“That proportion never changed during the crisis,” says Heinbuch. “It primarily serves the goal of a consistent omnichannel shopping experience and gives customers the opportunity to shop in the way they personally prefer,” she adds.
E-commerce solutions to boost falling spend per passenger
At the 2018 Summit of the Americas conference, AOE CEO and founder Kian T Gould’s presentation showed that while the travel retail market has been growing – from $63bn in 2014 to $67bn in 2017 – travel spend per passenger is dropping. Figures show an overall decline from $19 per person in 2014 to $16 in 2018, but Gould points out that the same passengers also spent $540 online and $6,030 in retail.

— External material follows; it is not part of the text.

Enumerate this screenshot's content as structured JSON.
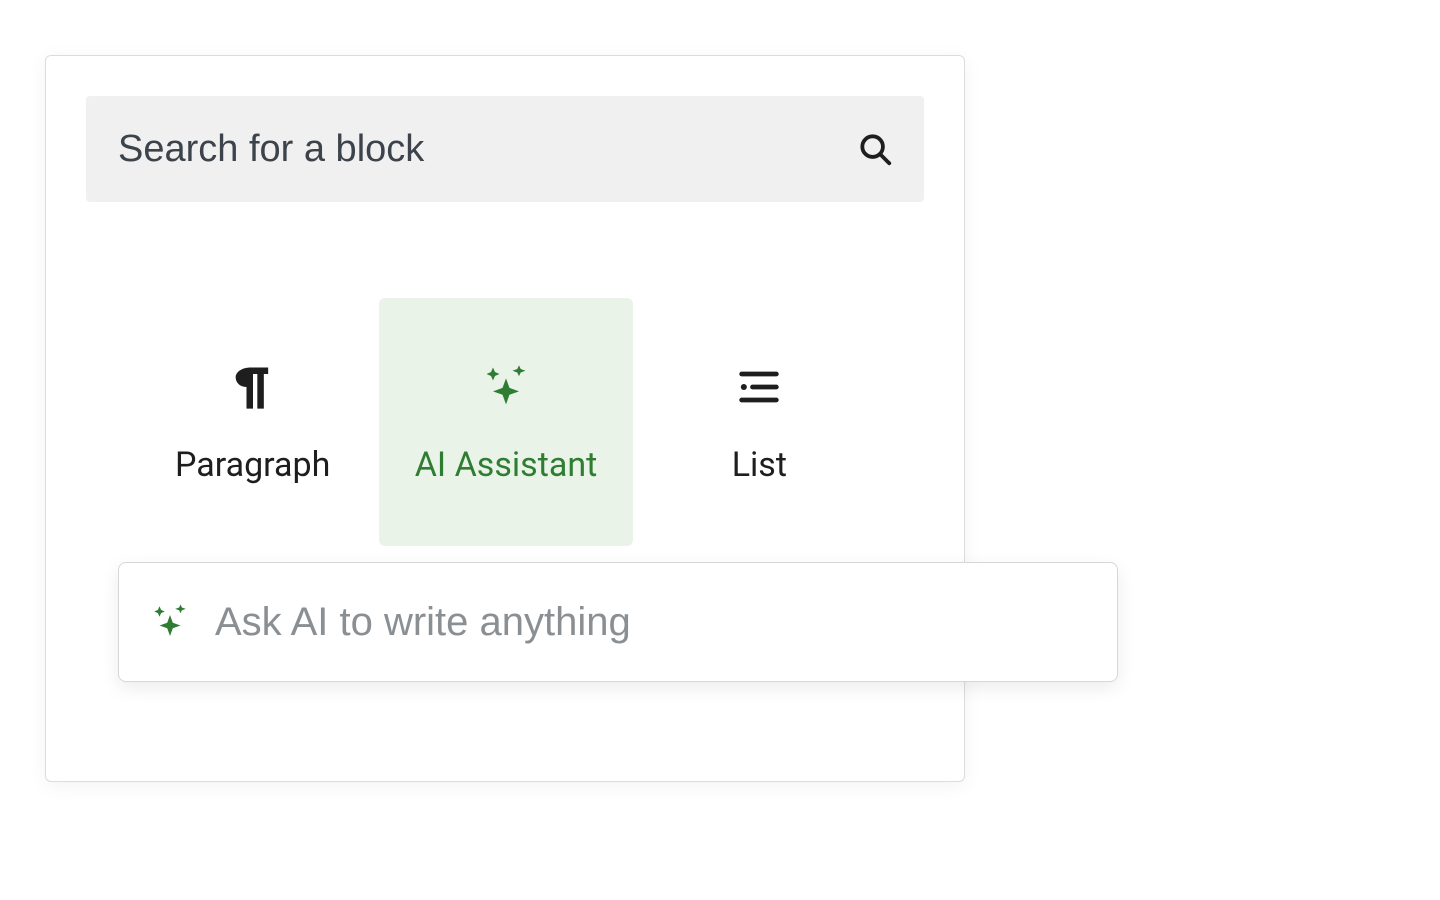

He says that “webrooming” is more profitable than showrooming, claiming that every 100,000 unique visitors to the site increases physical sales by €500k-€750k.
Driscoll says that as consumers are already using apps to make purchases (such as Nike and Starbucks), airports should jump on the bandwagon. “In an airport where time can be limited, using an app to make a purchase and have it delivered to the gate is a valuable service,” she says. “Atyourgate is an airport app that delivers food and products to the gate.” So far, Atyourgate is available in ten American airports, including JKF International.
Coresight’s report says that shoppers have around 56 minutes of free time before boarding so spend around 25 minutes shopping at duty-free stores. Watches, jewellery and fashion are the most popular as prices are duty free and “typically lower than in regular retail stores”. In addition, having a range of products that can be purchased, collected and delivered could be more likely to boost spend per passenger.
AOE identified in its whitepaper – based on a study of 50,000 passengers by travel research agency m1nd-set – that ‘reserve and collect’ conversion numbers have been “underwhelming”, with reservations and collections of perfumes, cosmetics and alcohol at below 50%.
The paper suggests that online payment options, more advertising around services and offering a broader range of products could improve results. AOE asks in its white paper: “Why would passengers reserve products that they can buy spontaneously at the airport?”
Heathrow’s product expansion drives spend per passenger increase
Heathrow Airport handled 80 million passengers in 2019, and by improving its retail offering and introducing an omnichannel e-commerce platform, also built with AOE, has increased its retail revenue each year overall. Average passenger spend has increased from £6.37 in 2013 to £8.93 in 2019.
AOE reports that replacing the existing reserve and collect system with a digital marketplace – which combines flight information, shopping and airport services on one platform – caused the average shopping basket to increase in value five times. Previously with a limited number of products, the new range at launch had increased by ten.
Today “the number of integrated retailers and products on offer is unlimited”, as retailers themselves control what products are sold on the scalable online platform.
In terms of how much airport retailers can expect to increase sales with an attractive online e-commerce site, Kevin Zajax, CEO of Ground Control (industry experts in F&B and airport retailing), says that e-commerce in mainstream retail is around 15-16%.
The future of airport retail: no choice but to build e-commerce sites
Zajax suggests that only 20% of passengers consume food and drink, or purchase retail on their airport journey. He says this figure is based on a combination of publicly available data, commercial studies and industry insight. Before the coronavirus, he believed the industry could grow by making efforts to attract the other 80%, but now he says the problem is more to do with how travel retailers sustain a “1 in 5 capture rate”.
“Given the already declining trend in capture rates, and the new challenges ([including] social distancing [and] contact points) Covid-19 throws into the mix, retailers have no choice other than building and making available an attractive online e-commerce site,” he says.